Published January 14, 2015
Jerome Derricks says he heard God's call early. He only wishes he'd answered sooner. By the time he did, he was serving a life sentence for murder in the Louisiana State Penitentiary, commonly known as Angola.
"I ran from my calling all my life," said Derricks, 44. "But I like to put it like this: God finds people wherever they go."
At Angola, God has been finding men regularly. So far about 150 of them have earned Bachelor of Arts degrees from the New Orleans Baptist Theological Seminary, and another 100 are on track to graduate. Derricks was a member of the first group of graduates, getting his degree in 2005.
"It was an idea that just grew and has kept on growing," said Norris C. Grubbs, the seminary professor that oversees the Angola program. "It's not easy. They're taking the same program our students at the seminary take: 126 hours and the requirements for passing are the same."
Since starting the program at Angola, the Baptist seminary has begun similar ones in the Mississippi and Georgia prisons. Angola and seminary officials believe they are the only full-time, college-accredited programs for ministers in the nation's prisons.
Such programs are not tracked overall in state prisons. Federal prisons have nothing comparable, a spokeswoman said.
There are about 5,200 men at Angola, an 18,000-acre former plantation. About 90 percent of them will die there because of the length of their sentences, and many will be buried in the bleak Point Lookout Cemetery on the grounds. It's the price Louisiana extracts for its most violent crimes, like murder, rape, kidnapping and armed robberies.

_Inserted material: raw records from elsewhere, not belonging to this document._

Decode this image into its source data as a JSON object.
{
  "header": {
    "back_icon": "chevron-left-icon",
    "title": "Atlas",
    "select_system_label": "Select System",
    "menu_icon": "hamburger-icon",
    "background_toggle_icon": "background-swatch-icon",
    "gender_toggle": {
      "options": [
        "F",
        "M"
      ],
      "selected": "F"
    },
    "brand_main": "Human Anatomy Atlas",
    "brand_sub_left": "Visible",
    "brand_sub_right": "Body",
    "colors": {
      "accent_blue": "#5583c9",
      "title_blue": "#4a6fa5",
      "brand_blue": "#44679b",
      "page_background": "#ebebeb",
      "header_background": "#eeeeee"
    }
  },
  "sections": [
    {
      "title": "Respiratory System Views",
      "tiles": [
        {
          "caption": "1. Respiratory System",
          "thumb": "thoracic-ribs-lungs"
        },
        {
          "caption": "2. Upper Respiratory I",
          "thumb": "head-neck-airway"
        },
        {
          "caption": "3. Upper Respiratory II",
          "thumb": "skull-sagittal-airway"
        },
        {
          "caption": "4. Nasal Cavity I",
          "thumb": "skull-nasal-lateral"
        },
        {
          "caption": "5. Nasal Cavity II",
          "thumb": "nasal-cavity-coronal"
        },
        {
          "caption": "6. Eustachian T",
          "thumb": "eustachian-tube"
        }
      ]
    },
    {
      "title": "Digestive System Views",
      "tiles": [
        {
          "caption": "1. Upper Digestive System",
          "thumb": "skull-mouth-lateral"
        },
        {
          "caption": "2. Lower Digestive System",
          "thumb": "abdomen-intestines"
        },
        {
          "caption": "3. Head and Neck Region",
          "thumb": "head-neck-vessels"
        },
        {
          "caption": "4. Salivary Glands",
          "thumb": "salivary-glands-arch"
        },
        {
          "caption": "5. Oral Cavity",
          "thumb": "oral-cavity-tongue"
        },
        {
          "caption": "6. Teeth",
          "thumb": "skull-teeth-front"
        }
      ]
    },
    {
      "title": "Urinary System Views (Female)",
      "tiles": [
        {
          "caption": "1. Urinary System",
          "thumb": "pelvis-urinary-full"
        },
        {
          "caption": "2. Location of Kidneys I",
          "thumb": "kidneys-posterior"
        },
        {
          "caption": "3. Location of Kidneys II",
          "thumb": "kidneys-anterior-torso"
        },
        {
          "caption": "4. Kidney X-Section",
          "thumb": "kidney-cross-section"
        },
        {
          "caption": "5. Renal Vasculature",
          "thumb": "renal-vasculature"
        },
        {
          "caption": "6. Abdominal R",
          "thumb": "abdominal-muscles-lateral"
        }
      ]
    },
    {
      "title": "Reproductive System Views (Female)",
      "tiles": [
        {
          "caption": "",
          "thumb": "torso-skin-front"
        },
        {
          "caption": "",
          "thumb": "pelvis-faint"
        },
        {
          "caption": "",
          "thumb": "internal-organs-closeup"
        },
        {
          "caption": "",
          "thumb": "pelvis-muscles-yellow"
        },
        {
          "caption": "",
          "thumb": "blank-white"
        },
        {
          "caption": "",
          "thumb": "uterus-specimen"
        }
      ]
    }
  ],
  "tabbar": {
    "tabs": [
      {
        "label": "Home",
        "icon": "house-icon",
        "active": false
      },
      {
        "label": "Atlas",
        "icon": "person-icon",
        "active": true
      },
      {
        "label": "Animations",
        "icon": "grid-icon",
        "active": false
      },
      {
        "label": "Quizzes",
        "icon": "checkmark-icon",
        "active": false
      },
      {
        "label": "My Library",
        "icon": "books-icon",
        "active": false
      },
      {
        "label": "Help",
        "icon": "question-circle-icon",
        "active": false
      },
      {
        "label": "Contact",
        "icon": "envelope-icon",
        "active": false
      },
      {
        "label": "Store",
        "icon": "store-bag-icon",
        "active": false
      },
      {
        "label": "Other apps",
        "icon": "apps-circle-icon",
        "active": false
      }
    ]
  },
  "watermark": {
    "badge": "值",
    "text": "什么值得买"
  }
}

For years Angola was the bloodiest prison in the country. In 1951, to protest the brutal conditions, 31 prisoners sliced their Achilles tendons so they couldn't be sent to work.
In 1995 — the year Burl Cain became the warden — there were 799 reported inmate attacks, and another 192 attacks on guards.
"It was bad," Cain said. "We had murders, we had attacks, we had suicides, and it was all because of a lack of hope."
The dire fate of some of the prison's inmates is highlighted by Gerald Bordelon, who was scheduled to be executed Thursday for killing his 12-year-old stepdaughter. The execution would be Louisiana's first since 2002.
Looking for ways to restore hope for men who had little to look forward to, Cain instituted a number of programs and clubs — there are art clubs, a Dale Carnegie self-improvement program, crafts clubs — aimed at helping the prisoners develop skills and interests.
But Cain, a man of strong religious beliefs, believed faith-based programs and what he calls moral rehabilitation were the best answer. When a federal Pell Grant that funded a previous general education program ended, the prison reached out to the Baptist seminary.
At Angola, everyone has a job. For some it's working in the fields or in the prison hospice program. For those enrolled in the seminary, it's going to school.
Every weekday, the students crowd into classrooms to study toward a college degree that is accredited the same as any four-year university.
"It is not easy," said Charles Varnado, 65, who has been at Angola for 37 years for murder. "You have math, and languages and science and you have to work and learn them or else."
Prisoners for the course are selected on a number of criteria, prison officials said. Religious affiliation is not one of them, Cain said. He points out that a Muslim prisoner completed the course and received his degree.
The American Civil Liberties Union has gone to court several times over religious matters at Angola, but the seminary program is not one of them.
"We are certainly not opposed to the offering of educational opportunities,"' said Marjorie Esman, executive director of the ACLU of Louisiana. "The problem is if it is limited to a specific group."
Graduates of the seminary now officiate at the prison's 18 inmate churches and also do one-on-one ministry and grief counseling.
The prison has 23 graduates of the seminary who act as missionaries in eight satellite prisons in Louisiana.
Derricks' church is at the prison reception center, where new prisoners are first held, and he ministers to the 98 men on death row.
"Not every preacher that comes here knows how to reach men here," Derricks said, referring to a minister who told death row inmates that they "should get right with God before they got the bug juice squirted in their veins."
"When I talk to them, they know I'm for real because of what I went through to reach this point," he said.
The program costs about $50,000 a year, Cain said. It is financed by the seminary, the Louisiana Baptist Convention and private donations.
At Mississippi State Penitentiary in Parchman, Miss., there 75 students enrolled and 35 have already graduated from the associate degree program.
At Georgia State Prison the first associate degrees were awarded in December.
"We made mistakes and we ended up here," said Paul Will, 36, a New Jersey man serving a life sentence at Angola for aggravated kidnapping. "But our lives haven't ended. We can still do some good in this world."